Despite having years to prepare for ICD-10, the AMA claims that “ICD-10 will significantly overwhelm physician practices with a 400 percent increase in the number of codes physicians must use for diagnosis.” Therefore, the association believes clinics need more time to learn how to properly bill using the new code set. According to the AMA Wire, at this year’s Annual AMA Meeting, the organization passed a new policy, which asks the Centers for Medicare & Medicaid Services (CMS) to not “withhold claim payments based on coding errors, mistakes or malfunctions in the system” for two years after implementation—a move the AMA believes will help prevent disruptions in cash flow.
While maintaining cash flow during the transition is a good thing, it’s only a temporary solution to a long-term problem.
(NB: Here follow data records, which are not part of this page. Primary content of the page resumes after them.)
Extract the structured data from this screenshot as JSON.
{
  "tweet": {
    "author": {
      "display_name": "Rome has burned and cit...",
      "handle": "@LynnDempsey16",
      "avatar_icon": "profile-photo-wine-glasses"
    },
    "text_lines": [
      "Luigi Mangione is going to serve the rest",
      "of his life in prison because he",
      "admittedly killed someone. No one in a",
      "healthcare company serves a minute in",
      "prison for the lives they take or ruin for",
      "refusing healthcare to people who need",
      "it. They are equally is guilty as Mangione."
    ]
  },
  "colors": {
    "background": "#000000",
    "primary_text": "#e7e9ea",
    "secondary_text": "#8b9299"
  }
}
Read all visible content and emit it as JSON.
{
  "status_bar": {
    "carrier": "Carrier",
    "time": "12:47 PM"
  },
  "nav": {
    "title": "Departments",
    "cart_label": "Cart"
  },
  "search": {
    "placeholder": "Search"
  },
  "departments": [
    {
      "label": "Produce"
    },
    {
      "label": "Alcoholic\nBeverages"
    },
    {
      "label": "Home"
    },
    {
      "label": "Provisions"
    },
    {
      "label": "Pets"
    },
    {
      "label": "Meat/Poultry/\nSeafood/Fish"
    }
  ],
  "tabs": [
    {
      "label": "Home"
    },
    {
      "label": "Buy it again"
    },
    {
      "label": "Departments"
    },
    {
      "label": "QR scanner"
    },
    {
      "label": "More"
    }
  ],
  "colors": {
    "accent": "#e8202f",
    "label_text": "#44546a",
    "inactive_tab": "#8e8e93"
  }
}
It’s too soon to tell if CMS will agree to the AMA’s request, but even if it does, giving folks more time to get up-to-speed may result in some clinics further procrastinating in their preparation efforts. A lack of claim payment penalties doesn’t mean you can stop or delay educating yourself or your staff on how to code using ICD-10. The real safe harbor is knowing your clinic is ready to bill—and get paid—once the transition comes. Take advantage of the resources we make available on this website to ensure you’re ready.